## DATA RECORDS

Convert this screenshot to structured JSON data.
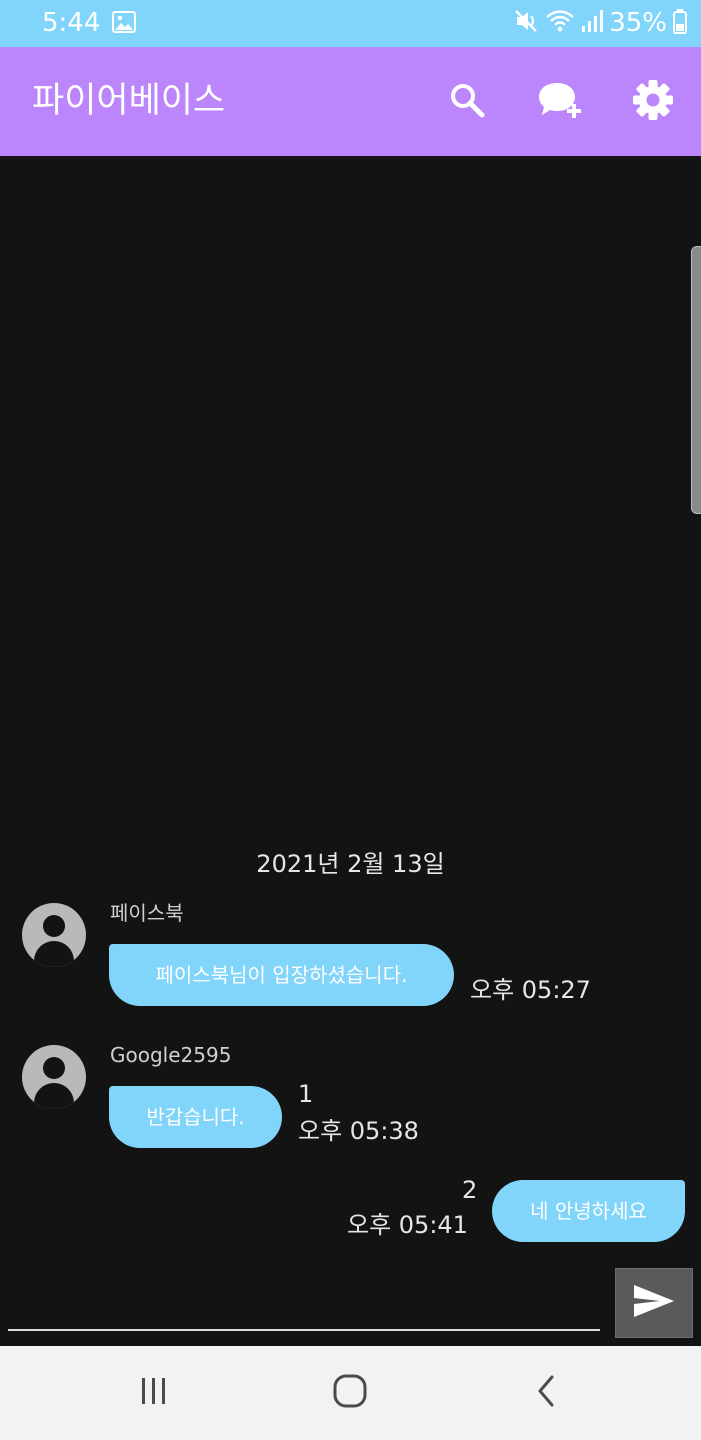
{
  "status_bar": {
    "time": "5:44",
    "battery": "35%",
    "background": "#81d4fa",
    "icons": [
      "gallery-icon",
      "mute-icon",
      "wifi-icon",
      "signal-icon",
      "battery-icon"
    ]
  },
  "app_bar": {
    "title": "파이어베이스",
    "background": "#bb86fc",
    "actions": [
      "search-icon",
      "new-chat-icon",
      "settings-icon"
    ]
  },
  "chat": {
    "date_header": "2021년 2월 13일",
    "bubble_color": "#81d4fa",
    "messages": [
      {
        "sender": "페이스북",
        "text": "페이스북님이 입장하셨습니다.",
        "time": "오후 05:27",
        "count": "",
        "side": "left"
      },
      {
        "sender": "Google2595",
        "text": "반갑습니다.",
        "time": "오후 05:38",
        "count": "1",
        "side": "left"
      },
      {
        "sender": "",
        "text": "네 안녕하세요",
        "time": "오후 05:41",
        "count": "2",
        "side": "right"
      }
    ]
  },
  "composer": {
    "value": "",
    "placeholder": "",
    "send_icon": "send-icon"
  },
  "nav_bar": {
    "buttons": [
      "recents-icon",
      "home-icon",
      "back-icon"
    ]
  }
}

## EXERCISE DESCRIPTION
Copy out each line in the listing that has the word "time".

## RESULT FOR THIS TASK
    "time": "5:44",
        "time": "오후 05:27",
        "time": "오후 05:38",
        "time": "오후 05:41",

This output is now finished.